  55. Geller SE, Studee L. Soy and red clover for mid-life and aging. Climacteric. 2006 Aug;9(4):245-263.
  56. Heck AM, DeWitt BA, Lukes AL. Potential interactions between alternative therapies and warfarin. Am J Health Syst Pharm. 2000;57(13):1221-1227.
  57. Howes JB, Sullivan D, Lai N. The effects of dietary supplementation with isoflavones from red clover on the lipoprotein profiles of postmenopausal women with mild to moderate hypercholesterolemia. Atherosclerosis. 2000;152(1):143-147.
  58. Husband A. Red clover isoflavone supplements: safety and pharmacokinetics. Journal of the British Menopause Society. 2001;Supplement S1:4-7.
  59. Jeri AR. The effect of isoflavones phytoestrogens in relieving hot flushes in Peruvian postmenopausal women. Paper presented at: 9th International Menopause Society World Congress on the Menopause; October 20, 1999; Yokahama, Japan.
  60. Kuhn MA, Winston D. Herbal Therapy and Supplements. Philadelphia, PA: Lippincott; 2008:365-369.
  61. Lipovac M, Chedraui P, Gruenhut C, et al. The effect of red clover isoflavone supplementation over vasomotor and menopausal symptoms in postmenopausal women. Gynecol Endocrinol. 2012;28(3):203-207.
  62. Mannella P, Tosi V, Russo E, et al. Effects of red clover extracts on breast cancer cell migration and invasion. Gynecol endocrinol. 2012;28(1):29-33.
  63. McGuffin M, Hobbs C, Upton R, et al. Botanical Safety Handbook. Boca Raton, FL: CRC Press LLC; 1997:117.
  64. Mueller M, Jungbauer A. Red clover extract: a putative source for simultaneous treatment of menopausal disorders and the metabolic syndrome. Menopause. 2008 Nov-Dec;15(6):1120-1131.

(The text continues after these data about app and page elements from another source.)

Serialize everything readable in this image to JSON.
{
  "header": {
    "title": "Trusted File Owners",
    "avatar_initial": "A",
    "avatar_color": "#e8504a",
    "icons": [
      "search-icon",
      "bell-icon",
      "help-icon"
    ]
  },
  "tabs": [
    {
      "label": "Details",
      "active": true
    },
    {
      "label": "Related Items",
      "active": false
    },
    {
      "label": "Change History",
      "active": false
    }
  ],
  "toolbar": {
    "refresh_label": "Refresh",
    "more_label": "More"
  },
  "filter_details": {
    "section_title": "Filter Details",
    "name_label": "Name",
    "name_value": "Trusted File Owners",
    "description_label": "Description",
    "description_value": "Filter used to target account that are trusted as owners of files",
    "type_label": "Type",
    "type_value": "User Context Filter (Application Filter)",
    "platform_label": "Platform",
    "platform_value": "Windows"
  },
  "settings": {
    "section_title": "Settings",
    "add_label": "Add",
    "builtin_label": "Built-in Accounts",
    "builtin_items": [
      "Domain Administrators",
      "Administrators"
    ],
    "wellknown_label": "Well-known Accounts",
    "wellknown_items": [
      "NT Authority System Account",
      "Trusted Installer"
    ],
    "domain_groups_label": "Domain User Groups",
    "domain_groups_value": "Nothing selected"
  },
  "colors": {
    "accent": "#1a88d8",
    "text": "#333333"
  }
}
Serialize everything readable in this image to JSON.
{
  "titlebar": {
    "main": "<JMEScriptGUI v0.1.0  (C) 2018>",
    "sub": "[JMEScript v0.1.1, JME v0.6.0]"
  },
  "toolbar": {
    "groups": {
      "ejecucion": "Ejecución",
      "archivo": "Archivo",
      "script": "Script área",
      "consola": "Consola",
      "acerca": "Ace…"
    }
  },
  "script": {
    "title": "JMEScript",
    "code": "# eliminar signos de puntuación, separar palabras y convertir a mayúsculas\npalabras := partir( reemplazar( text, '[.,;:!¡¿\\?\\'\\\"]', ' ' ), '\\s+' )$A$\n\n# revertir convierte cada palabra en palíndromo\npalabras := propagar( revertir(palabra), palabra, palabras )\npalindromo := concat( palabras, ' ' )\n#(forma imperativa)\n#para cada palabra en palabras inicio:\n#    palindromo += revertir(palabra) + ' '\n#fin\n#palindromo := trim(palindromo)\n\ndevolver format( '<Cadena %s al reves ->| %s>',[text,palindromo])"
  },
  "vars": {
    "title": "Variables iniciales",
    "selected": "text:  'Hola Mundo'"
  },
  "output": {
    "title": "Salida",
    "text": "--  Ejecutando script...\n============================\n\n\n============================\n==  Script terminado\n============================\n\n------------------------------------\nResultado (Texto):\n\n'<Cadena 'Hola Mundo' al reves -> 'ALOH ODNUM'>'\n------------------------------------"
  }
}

  65. Nachtigall LE. Isoflavones in the management of menopause. Journal of the British Menopause Society. 2001;Supplement S1:8-12.
  66. Nestel PJ, Pomeroy S, Kay S, et al. Isoflavones from red clover improve systemic arterial compliance but not plasma lipids in menopausal women. J Clin Endocrinol Metab. 1999;84(3):895-898.
  67. North American Menopause Society (NAMS). The role of isoflavones in menopausal health: consensus opinion of the North American Menopause Society. Menopause. 2000;7(4):215-229.
  68. Occhiuto F, Pasquale RD, Guglielmo G, Palumbo DR, Zangla G, Samperi S, Renzo A, Circosta C. Effects of phytoestrogenic isoflavones from red clover (Trifolium pratense L.) on experimental osteoporosis. Phytother Res. 2007 Feb;21(2):130-134.
  69. Panay N. Taking an integrated approach: managing women with phytoestrogens. Climacteric. 2011;14(2):2-7.
  70. Powles TJ, Howell A, Evans DG, McCloskey EV, Ashley S, Greenhalgh R, Affen J, Flook LA, Tidy A. Red clover isoflavones are safe and well tolerated in women with a family history of breast cancer. Menopause Int. 2008 Mar;14(1):6-12.
  71. Rakel: Integrative Medicine. 2nd ed. Philadelphia, PA: Elsevier Saunders; 2007.
  72. Stephens FO. Phytoestrogens and prostate cancer: possible preventive role. MJA. 1997;167:138-140.
  73. Tripathi A, Singh SP, Raju KS, Wahajuddin, Gayen JR. Effect of Red Clover on CYP Expression: An Investigation of Herb-Drug Interaction at Molecular Level. Indian J Pharm Sci. 2014;76(3):261-6.
  74. Umland EM. Treatment strategies for reducing the burden of menopause-associated vasomotor symptoms. J Manag Care Pharm. 2008 Apr;14(3 Suppl):14-19. Review.
  75. Woodside JV, Campbell MJ. Isoflavones and breast cancer. Journal of the British Menopause Society. 2001;Supplement S1:17-21.
  76. Wuttke W, Rimoldi G, Christoffel J, Seidlova-Wuttke D. Plant extracts for the treatment of menopausal women: Safe? Maturitas. 2006 Nov 1;55 Suppl 1:S92-S100. Epub 2006 Aug 8.
  77. Zava DT, Dollbaum CM, Blen M. Estrogen and progestin bioactivity of foods, herbs, and spices. Proc Soc Exp Biol Med. 1998;217(3):369-378.
  78. Steven D. Ehrlich, NMD, Solutions Acupuncture, a private practice specializing in complementary and alternative medicine, Phoenix, AZ. Review provided by VeriMed Healthcare Network
  79.